So for us, it’s important to establish upfront that WikiTribune is a project by Jimmy Wales, founder of Wikipedia and well-known advocate for internet innovation. We’re not affiliated with Wikipedia, but the wiki world is in our DNA, and that’s important to get across.

‘Wiki’ also highlights the community aspect of the publication: it’s not just a paper, it’s a collaboratively edited paper. A news wiki.

So far, so obvious.

But why Tribune? Outside journalism, it’s a rare word, only really spotted in classicist and academic circles. But it’s also one with a fascinating history of democracy and rights, that we believe embodies everything we’re trying to do.

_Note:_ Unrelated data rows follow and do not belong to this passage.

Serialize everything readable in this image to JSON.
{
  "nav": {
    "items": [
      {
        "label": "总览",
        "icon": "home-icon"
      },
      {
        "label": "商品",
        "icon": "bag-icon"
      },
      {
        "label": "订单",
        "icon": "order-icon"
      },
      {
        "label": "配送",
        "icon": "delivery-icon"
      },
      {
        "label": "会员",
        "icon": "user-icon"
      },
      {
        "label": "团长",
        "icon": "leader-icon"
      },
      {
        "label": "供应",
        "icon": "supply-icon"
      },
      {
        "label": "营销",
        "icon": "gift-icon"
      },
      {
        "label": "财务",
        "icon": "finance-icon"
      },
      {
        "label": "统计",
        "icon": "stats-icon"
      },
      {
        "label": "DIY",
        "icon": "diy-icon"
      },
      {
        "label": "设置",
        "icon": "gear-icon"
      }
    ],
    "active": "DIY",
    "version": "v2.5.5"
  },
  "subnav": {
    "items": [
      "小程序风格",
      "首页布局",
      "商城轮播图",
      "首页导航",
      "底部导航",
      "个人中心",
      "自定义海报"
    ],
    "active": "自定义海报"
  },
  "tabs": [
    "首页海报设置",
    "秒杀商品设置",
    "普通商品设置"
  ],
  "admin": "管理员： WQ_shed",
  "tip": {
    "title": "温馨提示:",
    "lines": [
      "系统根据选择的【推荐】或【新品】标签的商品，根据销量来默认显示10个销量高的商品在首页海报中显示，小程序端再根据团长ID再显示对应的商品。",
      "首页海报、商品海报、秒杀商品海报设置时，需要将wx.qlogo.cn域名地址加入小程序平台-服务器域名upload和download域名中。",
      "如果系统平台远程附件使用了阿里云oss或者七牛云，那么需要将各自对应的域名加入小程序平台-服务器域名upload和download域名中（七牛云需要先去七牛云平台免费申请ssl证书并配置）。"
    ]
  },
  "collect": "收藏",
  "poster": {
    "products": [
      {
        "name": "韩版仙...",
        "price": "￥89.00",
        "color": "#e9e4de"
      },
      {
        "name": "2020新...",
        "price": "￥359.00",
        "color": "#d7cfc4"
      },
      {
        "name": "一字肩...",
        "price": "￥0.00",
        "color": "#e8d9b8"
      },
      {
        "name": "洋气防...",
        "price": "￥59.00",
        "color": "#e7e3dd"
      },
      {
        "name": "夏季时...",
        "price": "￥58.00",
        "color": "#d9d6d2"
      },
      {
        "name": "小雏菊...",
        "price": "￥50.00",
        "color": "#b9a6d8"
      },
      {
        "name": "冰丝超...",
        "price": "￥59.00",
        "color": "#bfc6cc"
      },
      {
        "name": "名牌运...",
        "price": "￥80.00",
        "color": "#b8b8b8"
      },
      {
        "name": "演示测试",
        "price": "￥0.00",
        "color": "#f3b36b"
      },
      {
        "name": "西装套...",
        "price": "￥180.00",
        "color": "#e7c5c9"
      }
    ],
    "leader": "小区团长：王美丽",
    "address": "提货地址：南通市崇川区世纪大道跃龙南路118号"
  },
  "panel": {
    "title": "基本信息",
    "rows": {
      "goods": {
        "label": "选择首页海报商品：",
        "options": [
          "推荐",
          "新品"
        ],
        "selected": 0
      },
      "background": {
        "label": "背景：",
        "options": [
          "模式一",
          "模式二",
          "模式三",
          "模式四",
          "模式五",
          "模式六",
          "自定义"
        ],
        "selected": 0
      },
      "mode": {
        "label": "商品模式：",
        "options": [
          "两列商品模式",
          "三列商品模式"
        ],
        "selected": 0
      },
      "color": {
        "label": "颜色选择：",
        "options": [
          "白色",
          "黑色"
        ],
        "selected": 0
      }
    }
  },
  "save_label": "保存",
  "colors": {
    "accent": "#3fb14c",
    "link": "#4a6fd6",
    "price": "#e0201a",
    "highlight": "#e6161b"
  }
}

Over to the Romans

The Oxford English Dictionary tells us that ‘tribune’ came from Middle English ‘tribunus’, which meant the head of a tribe. In ancient Rome, a tribune was chosen to represent the best interests of the group.

Known as the tribunes of the plebeians (or plebs: a word for the general public), these officers of the Roman Republic championed the people’s rights to the aristocratic ruling class.

Polybius, a Greek observer of the Roman Republic, wrote that “the tribunes are always obliged to act as the people decree and to pay every attention to their wishes.”

The parallels to the ideals of journalism are clear. Speaking truth to power, representing the voice of the people, and driving out darkness by shining a light on the truth. A free press is the tribune of the people.

At WikiTribune, we’re here to change the public’s perception of journalism. Like our Roman Republican namesake, our mission is to act on your behalf — not to kowtow to the interests of advertisers or investors.

The word ‘tribune’ also connotes a pulpit-style speaking platform. This aligns with our mission of empowering readers to become active participants in the creation and distribution of news. Our pulpit is a platform, and you’re all invited to speak.

Other names we considered

WikiTribune was not named by a glossy branding agency, but by Jimmy. He considered using his own name, in the style of the Huffington Post, but decided “Wales Post” was “likely to be mistaken for a local news site about Cardiff.”

After deciding the ‘wiki’ element was non-negotiable, Jimmy wrestled with the second half of the name for some time. Alternatives he considered included WikiPost and WikiTimes, but neither felt right, and he kept going until he found something that perfectly embodied his vision.

“Of course,” Jimmy comments, “the fact that the domain name was available didn’t hurt, either.”